* [Your assignment]:
Copy every line from the material below that holds "this".

* [Stored data]:
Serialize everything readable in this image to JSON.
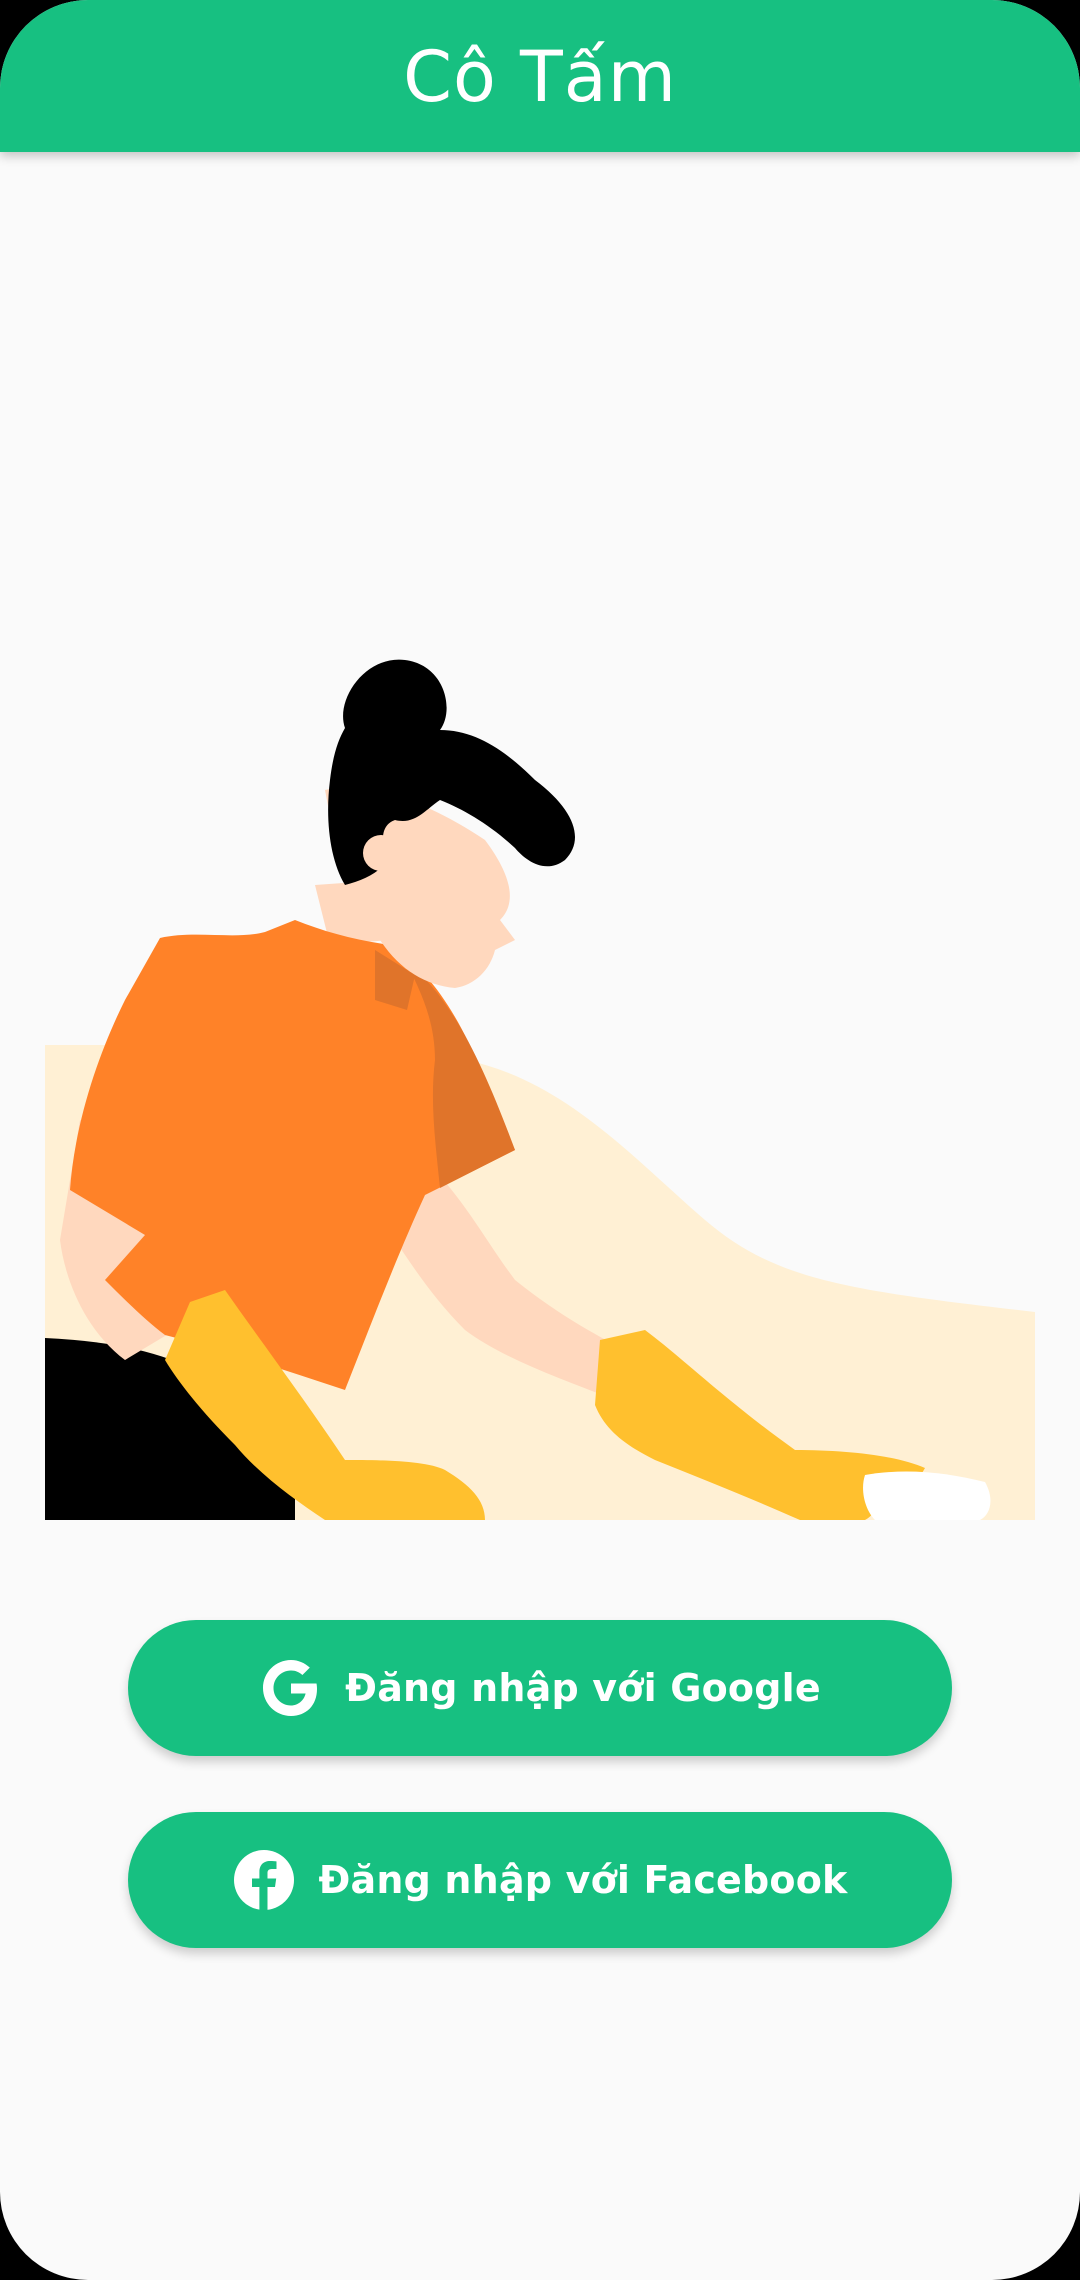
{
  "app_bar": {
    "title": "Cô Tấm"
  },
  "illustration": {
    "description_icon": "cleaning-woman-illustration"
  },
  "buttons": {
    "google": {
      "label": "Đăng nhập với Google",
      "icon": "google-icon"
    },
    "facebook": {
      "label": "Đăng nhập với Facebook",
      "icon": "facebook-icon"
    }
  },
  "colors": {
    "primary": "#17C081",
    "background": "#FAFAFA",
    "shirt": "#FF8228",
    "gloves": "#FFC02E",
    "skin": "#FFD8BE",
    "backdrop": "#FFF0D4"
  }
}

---

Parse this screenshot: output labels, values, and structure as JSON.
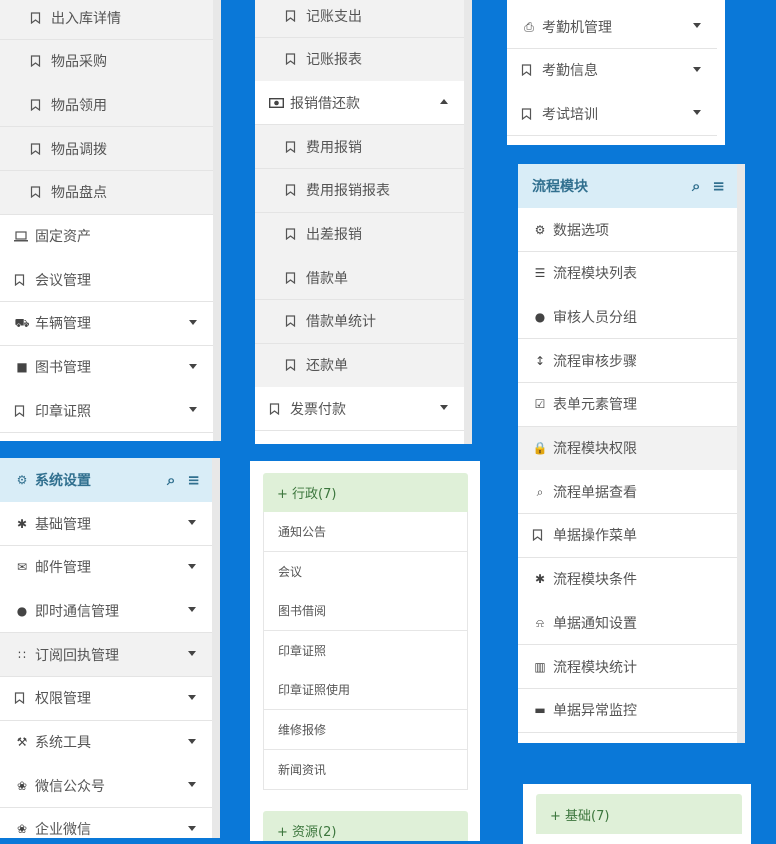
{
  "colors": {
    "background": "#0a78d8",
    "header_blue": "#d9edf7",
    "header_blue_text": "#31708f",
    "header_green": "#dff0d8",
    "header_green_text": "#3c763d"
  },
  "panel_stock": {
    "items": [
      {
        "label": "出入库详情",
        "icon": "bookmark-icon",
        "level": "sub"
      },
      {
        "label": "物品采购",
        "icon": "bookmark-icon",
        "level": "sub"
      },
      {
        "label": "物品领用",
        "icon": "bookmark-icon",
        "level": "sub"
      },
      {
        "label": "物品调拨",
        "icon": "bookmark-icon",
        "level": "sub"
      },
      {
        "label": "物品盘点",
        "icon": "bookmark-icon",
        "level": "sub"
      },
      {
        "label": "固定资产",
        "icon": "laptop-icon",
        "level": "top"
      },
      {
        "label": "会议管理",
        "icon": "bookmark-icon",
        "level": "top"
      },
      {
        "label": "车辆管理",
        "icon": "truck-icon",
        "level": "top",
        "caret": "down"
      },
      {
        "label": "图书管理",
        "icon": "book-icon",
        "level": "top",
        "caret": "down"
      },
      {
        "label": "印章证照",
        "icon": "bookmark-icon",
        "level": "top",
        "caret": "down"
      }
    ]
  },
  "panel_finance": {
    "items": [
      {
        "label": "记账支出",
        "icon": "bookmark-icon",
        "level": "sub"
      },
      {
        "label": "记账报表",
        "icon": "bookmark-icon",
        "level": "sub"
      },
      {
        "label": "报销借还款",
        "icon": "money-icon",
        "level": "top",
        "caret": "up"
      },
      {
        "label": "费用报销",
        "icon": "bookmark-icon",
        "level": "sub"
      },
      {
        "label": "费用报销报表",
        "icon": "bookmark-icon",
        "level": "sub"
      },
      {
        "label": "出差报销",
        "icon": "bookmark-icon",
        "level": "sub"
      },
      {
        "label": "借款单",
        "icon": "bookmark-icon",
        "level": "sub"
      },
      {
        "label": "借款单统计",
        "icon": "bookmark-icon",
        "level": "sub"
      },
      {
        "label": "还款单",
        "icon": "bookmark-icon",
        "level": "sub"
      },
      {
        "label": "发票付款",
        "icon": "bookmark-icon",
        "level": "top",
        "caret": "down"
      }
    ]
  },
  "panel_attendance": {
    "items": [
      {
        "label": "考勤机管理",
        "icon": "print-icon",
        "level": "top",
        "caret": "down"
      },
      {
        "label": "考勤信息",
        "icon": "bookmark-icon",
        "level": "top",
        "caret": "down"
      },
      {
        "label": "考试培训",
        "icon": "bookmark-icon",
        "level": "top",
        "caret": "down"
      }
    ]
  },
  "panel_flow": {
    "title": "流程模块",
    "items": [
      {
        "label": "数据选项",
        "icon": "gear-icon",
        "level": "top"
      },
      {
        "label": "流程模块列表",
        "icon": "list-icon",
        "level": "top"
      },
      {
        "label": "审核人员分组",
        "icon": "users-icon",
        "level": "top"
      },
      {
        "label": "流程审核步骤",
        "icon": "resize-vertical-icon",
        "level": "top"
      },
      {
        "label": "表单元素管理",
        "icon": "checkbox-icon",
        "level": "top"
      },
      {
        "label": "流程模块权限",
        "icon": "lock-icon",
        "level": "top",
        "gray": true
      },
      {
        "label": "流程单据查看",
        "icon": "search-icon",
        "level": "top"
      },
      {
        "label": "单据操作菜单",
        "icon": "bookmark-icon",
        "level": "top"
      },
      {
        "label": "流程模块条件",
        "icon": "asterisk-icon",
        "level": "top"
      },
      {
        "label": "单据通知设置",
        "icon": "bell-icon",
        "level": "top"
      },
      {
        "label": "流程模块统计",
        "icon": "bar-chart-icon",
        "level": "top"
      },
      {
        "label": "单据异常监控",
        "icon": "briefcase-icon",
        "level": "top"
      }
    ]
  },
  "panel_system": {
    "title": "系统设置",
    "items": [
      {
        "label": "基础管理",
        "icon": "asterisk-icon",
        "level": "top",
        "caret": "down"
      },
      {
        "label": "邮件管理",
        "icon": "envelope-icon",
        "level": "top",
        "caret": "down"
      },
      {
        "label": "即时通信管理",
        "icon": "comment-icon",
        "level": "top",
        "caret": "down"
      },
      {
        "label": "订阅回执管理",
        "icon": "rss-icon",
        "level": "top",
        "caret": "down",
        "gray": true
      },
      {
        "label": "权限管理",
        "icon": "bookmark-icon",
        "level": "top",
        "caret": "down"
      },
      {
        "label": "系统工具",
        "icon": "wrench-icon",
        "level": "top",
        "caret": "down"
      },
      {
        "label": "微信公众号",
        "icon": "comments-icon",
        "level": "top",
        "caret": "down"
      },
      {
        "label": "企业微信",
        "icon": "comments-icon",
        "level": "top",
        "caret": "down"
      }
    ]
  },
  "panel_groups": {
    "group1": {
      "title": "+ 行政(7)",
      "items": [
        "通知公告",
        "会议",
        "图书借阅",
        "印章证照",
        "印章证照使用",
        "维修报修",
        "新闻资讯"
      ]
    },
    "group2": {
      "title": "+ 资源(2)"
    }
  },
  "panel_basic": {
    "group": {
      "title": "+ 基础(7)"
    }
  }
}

* [Completed exercise]:
Serialize everything readable in this image to JSON.
Parse this screenshot: output labels, values, and structure as JSON.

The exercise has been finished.